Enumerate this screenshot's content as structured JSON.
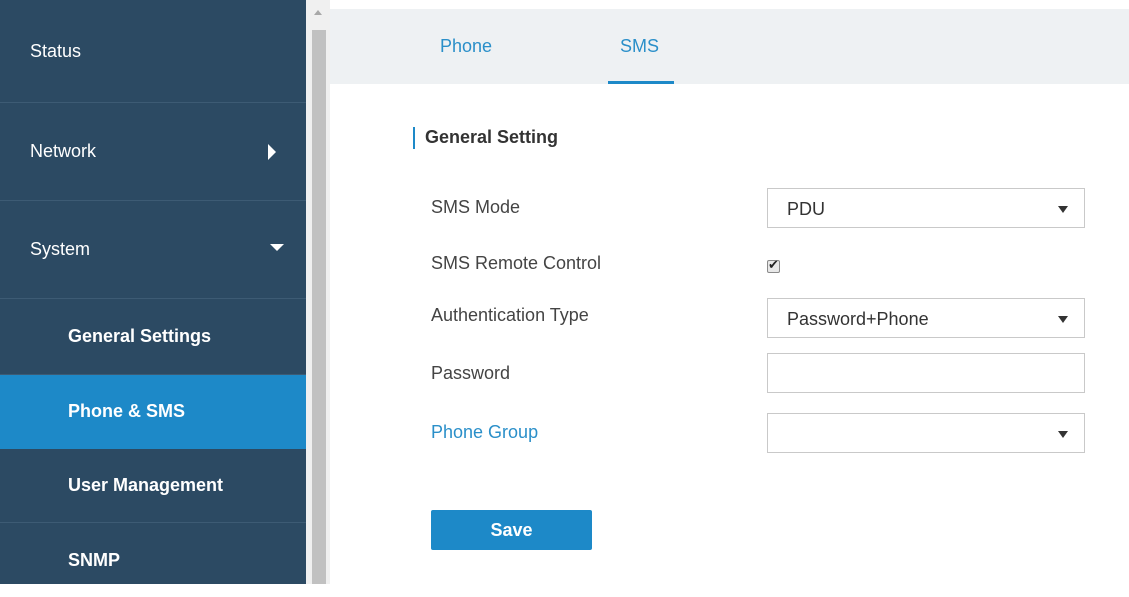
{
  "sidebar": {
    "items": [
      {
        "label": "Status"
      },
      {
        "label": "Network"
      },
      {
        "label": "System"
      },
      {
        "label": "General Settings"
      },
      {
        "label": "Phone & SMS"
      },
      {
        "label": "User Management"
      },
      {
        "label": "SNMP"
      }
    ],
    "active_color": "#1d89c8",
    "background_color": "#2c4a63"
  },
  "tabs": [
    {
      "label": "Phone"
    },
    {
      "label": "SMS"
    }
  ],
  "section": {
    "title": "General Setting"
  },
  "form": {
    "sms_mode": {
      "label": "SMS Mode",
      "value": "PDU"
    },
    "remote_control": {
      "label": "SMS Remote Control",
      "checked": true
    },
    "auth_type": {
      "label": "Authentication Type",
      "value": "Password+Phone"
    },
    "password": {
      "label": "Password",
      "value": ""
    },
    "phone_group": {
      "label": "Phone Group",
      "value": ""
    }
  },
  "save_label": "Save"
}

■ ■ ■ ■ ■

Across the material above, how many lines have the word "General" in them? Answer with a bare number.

2